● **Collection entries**
▬▬▬

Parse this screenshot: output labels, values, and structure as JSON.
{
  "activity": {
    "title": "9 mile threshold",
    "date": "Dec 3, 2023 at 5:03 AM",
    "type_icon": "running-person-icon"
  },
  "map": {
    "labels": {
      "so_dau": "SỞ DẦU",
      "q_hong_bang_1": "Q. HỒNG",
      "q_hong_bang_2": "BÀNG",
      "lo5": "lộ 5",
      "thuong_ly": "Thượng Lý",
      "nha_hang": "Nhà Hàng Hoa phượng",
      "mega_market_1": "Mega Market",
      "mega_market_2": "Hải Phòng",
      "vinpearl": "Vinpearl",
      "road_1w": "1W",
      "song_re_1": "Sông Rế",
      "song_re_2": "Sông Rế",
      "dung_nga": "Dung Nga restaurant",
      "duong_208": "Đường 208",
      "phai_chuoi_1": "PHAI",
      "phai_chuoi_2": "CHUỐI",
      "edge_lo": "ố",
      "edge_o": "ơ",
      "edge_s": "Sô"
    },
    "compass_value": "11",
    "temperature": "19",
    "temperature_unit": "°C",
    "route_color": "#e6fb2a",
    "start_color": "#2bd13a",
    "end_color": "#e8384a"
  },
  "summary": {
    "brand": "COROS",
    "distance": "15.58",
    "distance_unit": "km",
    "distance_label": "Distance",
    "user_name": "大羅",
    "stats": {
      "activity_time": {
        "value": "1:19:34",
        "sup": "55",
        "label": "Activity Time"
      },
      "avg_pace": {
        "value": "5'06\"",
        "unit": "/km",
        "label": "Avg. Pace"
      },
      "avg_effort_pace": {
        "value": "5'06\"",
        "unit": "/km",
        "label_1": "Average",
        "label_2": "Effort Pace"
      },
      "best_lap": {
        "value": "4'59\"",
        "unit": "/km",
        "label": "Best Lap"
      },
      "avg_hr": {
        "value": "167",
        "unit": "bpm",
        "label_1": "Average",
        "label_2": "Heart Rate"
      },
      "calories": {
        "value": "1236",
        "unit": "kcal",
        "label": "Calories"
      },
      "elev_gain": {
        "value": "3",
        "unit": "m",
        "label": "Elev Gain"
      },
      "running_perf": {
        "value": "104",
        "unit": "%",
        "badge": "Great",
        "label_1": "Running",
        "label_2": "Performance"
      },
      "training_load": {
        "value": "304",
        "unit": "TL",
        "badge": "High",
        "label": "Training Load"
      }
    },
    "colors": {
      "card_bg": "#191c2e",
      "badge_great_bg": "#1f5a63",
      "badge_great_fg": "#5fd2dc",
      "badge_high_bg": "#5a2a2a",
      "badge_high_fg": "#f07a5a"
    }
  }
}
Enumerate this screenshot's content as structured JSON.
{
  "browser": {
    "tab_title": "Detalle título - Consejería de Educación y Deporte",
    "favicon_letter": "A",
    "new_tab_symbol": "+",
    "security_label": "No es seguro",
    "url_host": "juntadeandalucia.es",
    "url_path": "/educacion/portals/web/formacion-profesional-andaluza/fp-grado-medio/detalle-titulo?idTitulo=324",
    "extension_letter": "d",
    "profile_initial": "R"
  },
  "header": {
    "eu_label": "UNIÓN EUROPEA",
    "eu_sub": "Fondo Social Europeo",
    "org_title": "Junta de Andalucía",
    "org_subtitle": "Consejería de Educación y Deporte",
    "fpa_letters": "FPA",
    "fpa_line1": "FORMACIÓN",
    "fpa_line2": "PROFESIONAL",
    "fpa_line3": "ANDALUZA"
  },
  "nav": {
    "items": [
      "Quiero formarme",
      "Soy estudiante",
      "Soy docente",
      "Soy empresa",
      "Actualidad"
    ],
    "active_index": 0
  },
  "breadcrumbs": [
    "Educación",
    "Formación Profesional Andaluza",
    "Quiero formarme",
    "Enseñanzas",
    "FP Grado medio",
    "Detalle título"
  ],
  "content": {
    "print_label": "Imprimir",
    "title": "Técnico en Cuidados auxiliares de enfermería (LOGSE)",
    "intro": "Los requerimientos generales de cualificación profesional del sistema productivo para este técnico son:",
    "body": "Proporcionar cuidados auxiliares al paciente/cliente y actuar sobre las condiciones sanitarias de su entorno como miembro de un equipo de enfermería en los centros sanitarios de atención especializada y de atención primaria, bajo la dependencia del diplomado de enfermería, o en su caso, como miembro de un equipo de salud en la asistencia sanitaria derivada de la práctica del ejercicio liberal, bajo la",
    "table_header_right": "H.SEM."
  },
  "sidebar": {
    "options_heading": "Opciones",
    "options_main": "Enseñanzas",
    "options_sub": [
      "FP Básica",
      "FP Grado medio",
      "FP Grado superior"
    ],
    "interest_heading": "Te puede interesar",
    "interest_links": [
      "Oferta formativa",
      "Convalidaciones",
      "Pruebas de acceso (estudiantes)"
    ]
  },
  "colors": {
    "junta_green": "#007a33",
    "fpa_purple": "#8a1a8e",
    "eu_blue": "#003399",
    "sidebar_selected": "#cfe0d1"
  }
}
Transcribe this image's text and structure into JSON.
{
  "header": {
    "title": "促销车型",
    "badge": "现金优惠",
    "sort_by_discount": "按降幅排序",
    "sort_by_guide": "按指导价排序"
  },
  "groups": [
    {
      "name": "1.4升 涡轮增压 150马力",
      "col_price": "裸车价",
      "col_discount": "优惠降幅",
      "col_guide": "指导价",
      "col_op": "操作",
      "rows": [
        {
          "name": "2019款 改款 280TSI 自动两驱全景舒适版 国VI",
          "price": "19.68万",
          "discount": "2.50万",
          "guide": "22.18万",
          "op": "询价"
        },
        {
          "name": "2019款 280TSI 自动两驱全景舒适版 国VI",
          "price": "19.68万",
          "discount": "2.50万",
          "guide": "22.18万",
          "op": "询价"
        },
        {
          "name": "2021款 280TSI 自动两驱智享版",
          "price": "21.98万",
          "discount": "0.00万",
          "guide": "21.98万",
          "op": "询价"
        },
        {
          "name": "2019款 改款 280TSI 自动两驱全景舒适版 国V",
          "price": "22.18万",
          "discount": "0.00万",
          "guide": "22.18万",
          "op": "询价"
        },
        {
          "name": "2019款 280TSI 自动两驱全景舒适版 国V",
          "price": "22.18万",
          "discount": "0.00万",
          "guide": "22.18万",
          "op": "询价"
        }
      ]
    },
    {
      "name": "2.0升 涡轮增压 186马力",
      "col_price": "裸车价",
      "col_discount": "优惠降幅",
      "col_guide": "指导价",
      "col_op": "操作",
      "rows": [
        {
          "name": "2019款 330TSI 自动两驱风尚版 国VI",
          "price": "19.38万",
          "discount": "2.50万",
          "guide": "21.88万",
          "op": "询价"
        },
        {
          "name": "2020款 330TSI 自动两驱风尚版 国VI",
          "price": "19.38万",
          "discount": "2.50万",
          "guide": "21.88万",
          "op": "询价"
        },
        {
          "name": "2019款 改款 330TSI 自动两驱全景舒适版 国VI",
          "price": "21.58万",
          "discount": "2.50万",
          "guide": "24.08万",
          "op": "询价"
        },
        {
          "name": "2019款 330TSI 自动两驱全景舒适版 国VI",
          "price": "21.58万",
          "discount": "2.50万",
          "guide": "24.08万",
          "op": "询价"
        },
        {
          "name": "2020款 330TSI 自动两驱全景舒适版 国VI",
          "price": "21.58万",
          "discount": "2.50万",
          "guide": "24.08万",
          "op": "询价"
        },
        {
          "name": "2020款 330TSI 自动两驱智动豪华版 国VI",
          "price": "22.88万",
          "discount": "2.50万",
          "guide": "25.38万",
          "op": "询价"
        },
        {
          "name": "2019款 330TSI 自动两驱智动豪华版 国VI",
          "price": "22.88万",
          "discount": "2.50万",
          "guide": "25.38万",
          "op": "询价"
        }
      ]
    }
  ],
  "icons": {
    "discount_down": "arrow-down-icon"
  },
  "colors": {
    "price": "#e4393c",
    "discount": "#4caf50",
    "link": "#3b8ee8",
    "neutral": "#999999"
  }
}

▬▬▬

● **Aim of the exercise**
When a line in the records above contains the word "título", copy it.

● **Exercise response**
    "tab_title": "Detalle título - Consejería de Educación y Deporte",
    "Detalle título"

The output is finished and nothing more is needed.